(Saved entries)
[Start of section]
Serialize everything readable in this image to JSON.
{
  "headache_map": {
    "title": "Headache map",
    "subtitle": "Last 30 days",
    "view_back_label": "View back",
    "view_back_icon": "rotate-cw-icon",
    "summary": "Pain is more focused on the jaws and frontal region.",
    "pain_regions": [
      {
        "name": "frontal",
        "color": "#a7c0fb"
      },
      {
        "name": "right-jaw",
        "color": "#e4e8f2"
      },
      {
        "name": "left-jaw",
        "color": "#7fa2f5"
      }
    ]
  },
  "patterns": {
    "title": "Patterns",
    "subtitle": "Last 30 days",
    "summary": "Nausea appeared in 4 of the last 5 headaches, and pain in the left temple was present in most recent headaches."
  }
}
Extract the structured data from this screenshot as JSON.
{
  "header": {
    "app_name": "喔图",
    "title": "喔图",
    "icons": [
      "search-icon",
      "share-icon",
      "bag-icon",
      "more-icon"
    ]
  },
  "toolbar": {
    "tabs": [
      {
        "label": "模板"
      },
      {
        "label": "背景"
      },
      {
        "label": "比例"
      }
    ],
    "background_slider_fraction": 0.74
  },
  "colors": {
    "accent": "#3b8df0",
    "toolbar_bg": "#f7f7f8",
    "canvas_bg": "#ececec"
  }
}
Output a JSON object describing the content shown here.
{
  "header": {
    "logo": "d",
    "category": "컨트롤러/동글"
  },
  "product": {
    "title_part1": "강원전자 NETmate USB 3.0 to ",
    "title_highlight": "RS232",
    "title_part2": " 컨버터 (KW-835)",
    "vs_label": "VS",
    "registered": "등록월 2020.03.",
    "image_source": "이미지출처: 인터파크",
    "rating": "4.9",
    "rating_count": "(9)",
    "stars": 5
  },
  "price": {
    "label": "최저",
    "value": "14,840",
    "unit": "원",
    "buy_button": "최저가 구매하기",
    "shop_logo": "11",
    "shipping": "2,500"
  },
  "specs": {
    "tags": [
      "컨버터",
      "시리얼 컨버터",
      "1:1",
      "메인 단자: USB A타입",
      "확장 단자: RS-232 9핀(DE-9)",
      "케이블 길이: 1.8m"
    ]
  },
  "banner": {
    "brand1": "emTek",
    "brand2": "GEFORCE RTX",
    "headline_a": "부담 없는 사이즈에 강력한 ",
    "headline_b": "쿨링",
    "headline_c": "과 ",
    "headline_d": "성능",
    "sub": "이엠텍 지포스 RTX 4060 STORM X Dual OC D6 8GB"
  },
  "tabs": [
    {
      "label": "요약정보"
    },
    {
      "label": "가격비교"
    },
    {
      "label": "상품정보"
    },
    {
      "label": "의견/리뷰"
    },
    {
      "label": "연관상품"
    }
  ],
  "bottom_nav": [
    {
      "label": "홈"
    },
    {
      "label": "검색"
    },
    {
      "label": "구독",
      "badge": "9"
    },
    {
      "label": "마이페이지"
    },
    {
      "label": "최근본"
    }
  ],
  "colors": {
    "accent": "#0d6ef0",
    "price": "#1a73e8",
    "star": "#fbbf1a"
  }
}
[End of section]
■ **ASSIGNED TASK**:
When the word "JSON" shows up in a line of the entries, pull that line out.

■ **EXPECTED ANSWER**:
Serialize everything readable in this image to JSON.
Extract the structured data from this screenshot as JSON.
Output a JSON object describing the content shown here.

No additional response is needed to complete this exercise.